By Eyecare NGIntroduction | Sources | Effect on Health | Harmful Effect on Eye Health | How to Minimize Exposure
You may have heard of blue light and wondered what it is. To understand blue light, we will explain light briefly.
Light is a form of energy. It is made up of electromagnetic particles and travels from one point to another as waves. As light travels, it emits energy. The longer the wavelength of the light, the smaller the energy it emits and vice versa.
There are two parts of light – Visible light and non-visible light. The visible light is the part of light that we see with our eyes as white light. Its components include: red, orange, yellow, green, blue, indigo and violet. The non-visible part of the light cannot be seen with the eyes. Its components include: gamma rays, x-rays, ultraviolet rays, infra-red rays and radio waves.
Blue light is available everywhere and is beneficial to human health. However, it can also be detrimental to health if there is excessive exposure to it.
Sources of blue light
Some sources of blue light include;
- The Sun: This is the biggest source of blue light. As light passes through the atmosphere, the blue rays (high energy rays) are scattered by suspended water molecules and air molecules and this makes cloudless sky look blue.
- Fluorescent lights, other light bulbs including energy saving bulbs.
- LED lights such as those normally used in flat screen television.
- Computer display screens
- Electronic and digital devices like tablets, smart phones, e-readers etc
Effect of blue light on health
Exposure to blue light helps during the day helps maintain the circadian rhythm (that is, the body’s natural clock regulating wakefulness and sleep cycle. However, when one is exposed to too much blue light in the night especially close to bedtime, it disrupts the circadian rhythm resulting in sleepless nights. This is because blue light lowers the production of melatonin, the hormone that regulates sleep. In other words, excessive exposure to blue light can cause insomnia and sleep disorders.
Blue light boosts alertness, increases reaction time, elevates one’s mood and increases the feeling of well-being. It has also been shown to improve memory and cognitive ability.
On the other hand, some studies have also associated blue light with an increased risk of depression, diabetes, obesity, heart disease and some eye diseases as well as a higher occurrence of some certain cancers (like breast and prostate cancers).
Harmful effect of blue light on eye health
Digital strain/ computer vision syndrome
Blue light is easily scattered and often difficult to bring to focus.

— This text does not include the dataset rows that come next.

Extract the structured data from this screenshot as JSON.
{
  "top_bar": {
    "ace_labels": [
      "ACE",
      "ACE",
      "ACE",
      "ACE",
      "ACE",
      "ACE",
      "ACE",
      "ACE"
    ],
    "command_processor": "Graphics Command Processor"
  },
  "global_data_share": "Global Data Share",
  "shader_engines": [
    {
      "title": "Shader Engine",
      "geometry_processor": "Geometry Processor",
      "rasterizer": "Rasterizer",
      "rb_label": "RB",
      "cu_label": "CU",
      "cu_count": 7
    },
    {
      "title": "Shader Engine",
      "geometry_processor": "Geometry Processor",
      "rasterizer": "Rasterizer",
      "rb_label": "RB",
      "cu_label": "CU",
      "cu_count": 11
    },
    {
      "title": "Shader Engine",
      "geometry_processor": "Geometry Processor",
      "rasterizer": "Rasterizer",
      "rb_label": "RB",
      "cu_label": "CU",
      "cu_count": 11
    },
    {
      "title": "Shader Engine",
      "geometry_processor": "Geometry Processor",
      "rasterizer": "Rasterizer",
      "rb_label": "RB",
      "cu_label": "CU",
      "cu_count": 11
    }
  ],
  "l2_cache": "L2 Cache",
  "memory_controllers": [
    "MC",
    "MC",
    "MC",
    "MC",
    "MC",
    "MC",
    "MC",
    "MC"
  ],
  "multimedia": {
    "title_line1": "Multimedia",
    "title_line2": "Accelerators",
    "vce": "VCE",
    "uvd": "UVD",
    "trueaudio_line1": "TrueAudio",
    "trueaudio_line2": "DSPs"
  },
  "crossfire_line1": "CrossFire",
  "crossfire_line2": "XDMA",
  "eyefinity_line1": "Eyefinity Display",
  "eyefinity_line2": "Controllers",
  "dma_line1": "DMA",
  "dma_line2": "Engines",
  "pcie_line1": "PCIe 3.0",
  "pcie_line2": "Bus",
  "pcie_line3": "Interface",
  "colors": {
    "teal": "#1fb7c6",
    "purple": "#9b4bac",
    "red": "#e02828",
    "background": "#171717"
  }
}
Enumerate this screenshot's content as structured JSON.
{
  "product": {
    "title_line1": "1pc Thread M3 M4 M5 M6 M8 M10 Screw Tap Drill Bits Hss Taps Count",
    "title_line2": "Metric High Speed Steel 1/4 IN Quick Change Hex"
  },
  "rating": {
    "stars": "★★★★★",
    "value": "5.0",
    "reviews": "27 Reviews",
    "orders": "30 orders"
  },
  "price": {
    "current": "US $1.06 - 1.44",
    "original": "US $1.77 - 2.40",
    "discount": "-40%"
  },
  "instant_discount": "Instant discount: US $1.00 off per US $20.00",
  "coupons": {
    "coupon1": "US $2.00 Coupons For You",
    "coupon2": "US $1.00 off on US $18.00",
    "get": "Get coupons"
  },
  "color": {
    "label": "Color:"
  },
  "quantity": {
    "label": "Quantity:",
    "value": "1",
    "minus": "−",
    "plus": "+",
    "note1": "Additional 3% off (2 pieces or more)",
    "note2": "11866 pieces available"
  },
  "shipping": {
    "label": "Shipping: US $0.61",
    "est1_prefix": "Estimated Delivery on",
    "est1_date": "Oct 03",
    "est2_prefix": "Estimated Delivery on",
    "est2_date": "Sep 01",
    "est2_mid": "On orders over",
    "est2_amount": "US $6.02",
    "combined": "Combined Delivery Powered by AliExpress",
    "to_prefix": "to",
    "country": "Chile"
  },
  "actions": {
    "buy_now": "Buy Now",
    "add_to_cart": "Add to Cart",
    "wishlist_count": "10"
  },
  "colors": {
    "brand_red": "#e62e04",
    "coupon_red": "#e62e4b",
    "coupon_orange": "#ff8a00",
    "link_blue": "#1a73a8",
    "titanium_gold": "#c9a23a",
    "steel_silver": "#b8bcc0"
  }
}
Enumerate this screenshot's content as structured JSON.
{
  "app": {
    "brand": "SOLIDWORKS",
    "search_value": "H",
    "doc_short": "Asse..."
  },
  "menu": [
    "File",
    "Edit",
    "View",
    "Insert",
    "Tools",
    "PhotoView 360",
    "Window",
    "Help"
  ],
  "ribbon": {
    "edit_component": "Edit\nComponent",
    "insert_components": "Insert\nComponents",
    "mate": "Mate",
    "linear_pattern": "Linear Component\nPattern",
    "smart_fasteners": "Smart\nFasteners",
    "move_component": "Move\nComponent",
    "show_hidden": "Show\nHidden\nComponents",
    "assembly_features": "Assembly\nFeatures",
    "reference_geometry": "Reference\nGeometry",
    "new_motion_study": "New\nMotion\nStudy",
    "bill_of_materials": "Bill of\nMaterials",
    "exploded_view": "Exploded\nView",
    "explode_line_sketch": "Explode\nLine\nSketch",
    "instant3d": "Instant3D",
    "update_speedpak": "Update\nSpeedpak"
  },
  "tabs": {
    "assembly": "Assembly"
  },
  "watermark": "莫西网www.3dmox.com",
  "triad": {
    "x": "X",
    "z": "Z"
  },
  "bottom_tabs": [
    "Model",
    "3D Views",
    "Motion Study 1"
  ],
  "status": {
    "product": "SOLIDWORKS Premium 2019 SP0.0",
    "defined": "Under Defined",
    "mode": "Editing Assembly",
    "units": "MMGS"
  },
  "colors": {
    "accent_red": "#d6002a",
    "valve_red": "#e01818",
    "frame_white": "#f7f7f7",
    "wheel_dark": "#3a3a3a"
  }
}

The scattered light reduces contrast on screens and this contributes to digital eye strain.
Development of age related macular degeneration
Blue light exposure can lead to the development of age related macular degeneration and other retinal damages. This is because the eye does not block the high energy blue light. Hence, blue light entering the eye gets to the retina where it can cause damages that result in vision loss. This is more likely to occur in people who spend long hours on digital devices or those who have undergone cataract surgery.
How to minimize blue light exposure
Use blue light filters
Blue light emitted from the screen of digital devices such as smartphones, computers and tablets can be significantly reduced using blue light filters. Some of these filters can be installed as an application in the digital devices or contained in screen guards that can be placed over the screen of these devices. Some applications also have night mode settings which when activated can reduce the amount of blue light that gets into the eye.
Wear digital eyeglasses
These are modern eyeglasses that have been designed for better performance, clarity and comfort while using digital devices. These eyeglasses reduce glare, improves contrast on the screens and blocks significant amount of blue light.
Make lifestyle changes
Some lifestyle changes can minimize exposure to blue light and its impact. This includes reading a print book instead of an electronic version, making deliberate effort to go screen free at least two hours before bed time as well making use of dim red lights as night lights (as red light does not have significant impact on the circadian rhythm).